The use of visuals continues to grow. So much so, that eighty-four percent of all marketing communication is predicted to be visual by 2018.
There are a number of reasons why the use of visual aids, whether that be images, animated GIFs, or video, continues to increase. The uptick isn’t exclusive to a particular medium, either. This is happening EVERYWHERE–newspapers, websites, social media, instruction manuals, and emails.
To give you an idea, check out these stats about visual communication:
- When it comes to social media, a study by Adobe found that Facebook posts that include images produce 650% higher engagement than regular text posts.
- Popular GIF creation site Giphy recently announced that they are delivering 1 billion GIFs a day, and that this number is growing.
One Billion GIFs!
- Time spent per day watching video by adults in the U.S. grew by more than 5 times, from an average of 39 seconds per day in 2011, to an average of 1 minute, 55 seconds in 2015, and usage is still trending upwards.
So, why the increase in visual communication? Content creators are figuring out that using visual communication is a much more impactful way to get your point across. Read on to learn four important reasons why visual communication is crucial in order to effectively deliver a meaningful message.
1. Visual communication saves time by relaying messages faster.
We can get the sense of a visual scene in less than 1/10 of a second–that’s even faster than you read this sentence!
Giphy CEO and co-founder Alex Chung was quoted as saying “a picture paints a thousand words…by that logic…the average GIF contains sixty frames, then they’re capable of conveying 60,000 words–the same as the average novel.”
Stats have shown that visuals are processed 60,000 times faster in the brain than text. Getting your point across quickly is a huge benefit for obvious reasons. Because time is money, saving time by utilizing visual communication makes
Time is money, so the saying goes. Maybe not in a literal sense…
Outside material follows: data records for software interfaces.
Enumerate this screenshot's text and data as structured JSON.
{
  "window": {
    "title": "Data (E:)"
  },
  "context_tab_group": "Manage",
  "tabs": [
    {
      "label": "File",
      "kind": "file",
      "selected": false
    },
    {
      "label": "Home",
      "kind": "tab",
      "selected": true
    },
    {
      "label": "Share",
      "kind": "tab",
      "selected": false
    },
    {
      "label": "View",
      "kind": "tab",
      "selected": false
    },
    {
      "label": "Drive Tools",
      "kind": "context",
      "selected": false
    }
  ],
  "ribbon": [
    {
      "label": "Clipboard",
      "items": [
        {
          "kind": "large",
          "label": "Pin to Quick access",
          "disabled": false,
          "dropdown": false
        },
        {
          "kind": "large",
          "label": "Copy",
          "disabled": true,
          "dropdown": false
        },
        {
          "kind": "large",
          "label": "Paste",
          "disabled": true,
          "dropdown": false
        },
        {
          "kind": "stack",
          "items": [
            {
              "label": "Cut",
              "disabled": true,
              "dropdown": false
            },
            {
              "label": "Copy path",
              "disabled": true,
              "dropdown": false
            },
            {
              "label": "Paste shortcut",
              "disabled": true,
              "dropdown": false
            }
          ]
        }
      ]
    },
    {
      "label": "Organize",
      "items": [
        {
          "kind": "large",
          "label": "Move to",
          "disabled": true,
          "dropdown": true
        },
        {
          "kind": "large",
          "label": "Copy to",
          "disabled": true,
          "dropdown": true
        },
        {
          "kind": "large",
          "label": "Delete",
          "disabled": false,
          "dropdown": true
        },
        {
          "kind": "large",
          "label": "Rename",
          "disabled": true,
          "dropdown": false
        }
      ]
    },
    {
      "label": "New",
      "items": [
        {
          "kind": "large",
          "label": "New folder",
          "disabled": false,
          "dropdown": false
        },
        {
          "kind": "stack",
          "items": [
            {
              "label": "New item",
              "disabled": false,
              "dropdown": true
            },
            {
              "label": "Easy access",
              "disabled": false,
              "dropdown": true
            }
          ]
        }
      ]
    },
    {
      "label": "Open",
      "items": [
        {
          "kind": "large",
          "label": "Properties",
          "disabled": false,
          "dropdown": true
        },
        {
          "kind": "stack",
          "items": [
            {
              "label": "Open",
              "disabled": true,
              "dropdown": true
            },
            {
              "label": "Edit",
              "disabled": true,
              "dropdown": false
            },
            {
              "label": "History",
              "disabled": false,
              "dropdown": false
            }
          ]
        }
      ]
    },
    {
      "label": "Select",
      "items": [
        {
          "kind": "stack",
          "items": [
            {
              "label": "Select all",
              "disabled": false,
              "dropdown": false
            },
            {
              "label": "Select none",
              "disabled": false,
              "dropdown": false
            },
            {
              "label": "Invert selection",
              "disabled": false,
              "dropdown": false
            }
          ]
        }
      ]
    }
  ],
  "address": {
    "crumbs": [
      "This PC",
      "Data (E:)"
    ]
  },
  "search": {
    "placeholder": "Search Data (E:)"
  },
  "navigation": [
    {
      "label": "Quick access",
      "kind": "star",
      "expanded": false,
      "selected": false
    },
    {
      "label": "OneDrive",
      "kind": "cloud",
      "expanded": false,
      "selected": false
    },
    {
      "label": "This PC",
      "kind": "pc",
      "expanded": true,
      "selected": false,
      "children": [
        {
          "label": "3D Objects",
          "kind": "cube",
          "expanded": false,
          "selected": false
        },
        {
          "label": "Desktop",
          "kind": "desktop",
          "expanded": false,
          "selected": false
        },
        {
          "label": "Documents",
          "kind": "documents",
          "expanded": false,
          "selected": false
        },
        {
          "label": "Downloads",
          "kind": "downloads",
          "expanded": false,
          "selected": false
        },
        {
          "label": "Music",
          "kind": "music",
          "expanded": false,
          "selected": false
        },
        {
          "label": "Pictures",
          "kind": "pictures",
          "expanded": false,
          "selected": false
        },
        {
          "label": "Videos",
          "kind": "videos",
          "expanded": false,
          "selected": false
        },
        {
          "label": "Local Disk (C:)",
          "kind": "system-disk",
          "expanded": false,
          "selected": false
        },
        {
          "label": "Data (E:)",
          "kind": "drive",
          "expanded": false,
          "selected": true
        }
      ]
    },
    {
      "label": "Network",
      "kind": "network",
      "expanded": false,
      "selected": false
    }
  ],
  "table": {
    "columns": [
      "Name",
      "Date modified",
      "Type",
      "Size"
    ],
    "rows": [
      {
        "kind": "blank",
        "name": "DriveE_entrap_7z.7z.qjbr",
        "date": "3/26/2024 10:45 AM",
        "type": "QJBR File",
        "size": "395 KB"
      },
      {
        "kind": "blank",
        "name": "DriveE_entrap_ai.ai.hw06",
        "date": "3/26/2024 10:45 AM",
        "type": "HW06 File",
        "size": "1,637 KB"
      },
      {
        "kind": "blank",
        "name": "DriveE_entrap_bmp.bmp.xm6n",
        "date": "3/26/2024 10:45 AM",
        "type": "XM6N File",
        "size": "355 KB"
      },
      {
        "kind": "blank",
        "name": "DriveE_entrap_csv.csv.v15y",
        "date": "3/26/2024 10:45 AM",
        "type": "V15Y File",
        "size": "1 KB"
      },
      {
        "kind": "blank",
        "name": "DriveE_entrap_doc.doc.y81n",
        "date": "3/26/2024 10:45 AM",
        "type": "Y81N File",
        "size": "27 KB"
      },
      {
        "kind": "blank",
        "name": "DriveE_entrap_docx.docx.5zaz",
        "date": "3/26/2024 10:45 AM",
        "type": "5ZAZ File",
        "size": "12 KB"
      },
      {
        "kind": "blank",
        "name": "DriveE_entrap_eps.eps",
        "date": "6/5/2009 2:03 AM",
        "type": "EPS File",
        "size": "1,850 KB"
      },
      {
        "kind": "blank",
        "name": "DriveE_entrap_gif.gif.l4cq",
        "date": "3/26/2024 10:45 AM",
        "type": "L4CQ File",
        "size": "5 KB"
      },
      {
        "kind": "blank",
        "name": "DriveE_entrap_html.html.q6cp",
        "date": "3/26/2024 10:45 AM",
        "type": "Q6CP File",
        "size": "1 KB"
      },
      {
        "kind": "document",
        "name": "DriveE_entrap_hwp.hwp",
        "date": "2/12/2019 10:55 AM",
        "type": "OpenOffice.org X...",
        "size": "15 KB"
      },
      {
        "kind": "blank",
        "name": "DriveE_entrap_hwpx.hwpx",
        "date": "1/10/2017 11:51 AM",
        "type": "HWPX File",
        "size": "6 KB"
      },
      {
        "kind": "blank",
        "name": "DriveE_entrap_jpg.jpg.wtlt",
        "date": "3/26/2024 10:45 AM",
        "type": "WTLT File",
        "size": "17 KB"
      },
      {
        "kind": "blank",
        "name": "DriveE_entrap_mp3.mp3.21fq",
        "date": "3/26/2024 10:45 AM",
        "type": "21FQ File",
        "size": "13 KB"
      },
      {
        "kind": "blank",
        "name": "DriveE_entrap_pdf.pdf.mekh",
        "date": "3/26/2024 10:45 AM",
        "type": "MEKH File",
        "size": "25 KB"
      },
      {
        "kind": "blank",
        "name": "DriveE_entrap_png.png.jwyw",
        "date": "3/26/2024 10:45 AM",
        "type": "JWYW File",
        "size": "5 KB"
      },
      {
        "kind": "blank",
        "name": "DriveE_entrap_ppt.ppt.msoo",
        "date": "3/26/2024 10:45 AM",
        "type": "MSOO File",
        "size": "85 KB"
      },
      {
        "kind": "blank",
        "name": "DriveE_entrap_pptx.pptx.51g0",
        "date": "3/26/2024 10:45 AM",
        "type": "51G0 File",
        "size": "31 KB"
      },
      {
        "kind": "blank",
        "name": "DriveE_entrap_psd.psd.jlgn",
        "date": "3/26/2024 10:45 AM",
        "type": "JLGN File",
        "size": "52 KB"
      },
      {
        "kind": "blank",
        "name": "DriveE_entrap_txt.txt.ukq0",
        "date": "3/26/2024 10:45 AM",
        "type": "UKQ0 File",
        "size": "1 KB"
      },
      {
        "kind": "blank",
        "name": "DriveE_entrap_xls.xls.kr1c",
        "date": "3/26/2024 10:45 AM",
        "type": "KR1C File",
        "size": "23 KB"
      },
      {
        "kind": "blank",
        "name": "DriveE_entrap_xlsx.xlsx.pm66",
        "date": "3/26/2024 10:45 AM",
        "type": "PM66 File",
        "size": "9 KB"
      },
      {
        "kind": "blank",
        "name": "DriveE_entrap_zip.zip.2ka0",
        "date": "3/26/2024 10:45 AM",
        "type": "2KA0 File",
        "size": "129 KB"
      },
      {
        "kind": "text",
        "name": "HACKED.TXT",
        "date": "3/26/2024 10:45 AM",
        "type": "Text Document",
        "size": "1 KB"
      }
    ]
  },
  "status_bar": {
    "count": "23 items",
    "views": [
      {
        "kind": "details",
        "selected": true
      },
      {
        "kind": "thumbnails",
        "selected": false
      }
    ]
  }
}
Images and video convey a richer experience than text-heavy content alone. In a media landscape filled with clutter, readers’ attention is hard to acquire, and even harder to retain. As a result, readers often prefer to scan content rather than read word for word. Keeping your material loaded with visuals is a surefire way to relay your message in less time.
2. Visual communication ensures that a clear, unified message is delivered.
We’ve all had it happen–you fall in love with a book, and then you learn that this story you love is getting made into a movie. You feel apprehensive about watching the movie, fearing that it won’t fall in line with the characters, settings, and overall feel that was imagined in your head.
Often novels don’t contain much visual communication–they are typically very text heavy, which leaves much to your imagination. When reading for pleasure, letting your creative mind wander and your imagination run wild is often what you’re seeking–it’s a part of the experience.
When reading for business, though, the opposite is true. For business communications, it’s important that all readers are interpreting a similar meaning, or risk a result of wasted time and confusion. When sending a message for a professional purpose, less room for interpretation is what you want–it’s a good thing.
Less interpretation in business communication is a good thing.
Collaborating on projects with remote employees can be challenging. Short, simple videos or animated GIFs are a great way to quickly iterate on suggested edits among your team, and make certain that everyone involved is on the same page.
3. Visual communication helps to provide a shared, consistent experience.
An important part of delivering a consistent experience with visuals is branding. In addition to a logo, many organizations have defined brand colors that should be used in all marketing activity.
Brand guidelines pulled from the TechSmith style guide
Logos, colors, font, graphics, icons, and imagery, paired with your company’s voice and tone, make your brand recognizable. You can witness this in action by taking a Guess the Logo quiz.
Effective branding activity of using consistent visual communication is a great way to take advantage of your brand’s equity when launching to a new market.
Regardless if your organization has 5 people, or 500 people, if it’s a start-up, or if it has a long history, making sure that everyone is using the same defined brand elements is a great way to start driving recognition of your organization and to build brand awareness.
Starbucks is a great example of using consistent visual elements for branding.
4. Visual communication results in better retention of the information.
From a scientific perspective, it’s been found that using visuals help the audience remember the information more effectively. The reason is that images are directly deposited and stored into the long-term memory, whereas words only make it to the short-term memory.
A study about active learning found that after 2 weeks, only 10-20% of text (or spoken word) is recalled, compared with visual information, where 50% of the content was remembered.
Whether your planned communication is internal or external, regardless of the topic or strategy, retention is always something to aim for.
Bringing it all together
The evidence overwhelmingly points to the same conclusion–using visual communication is crucial to an overall strategic communication plan. Incorporating images and video throughout messaging has benefits for both the sender and the receiver.
Creating images isn’t exclusive to those with formal graphic design training or with access to expensive, high-end tools. Simple screenshots are a great example of an easy way to create your own image while conveying a message in a meaningful way.
If you are not sure how to get started using visuals to help you communicate better, Snagit is a great tool to use to create screenshots, short and simple videos and screencasts, or animated GIFs.
Are images and/or video currently a part of your communication strategy? We’d love to hear how you are using visual communication–let us know in the comments below!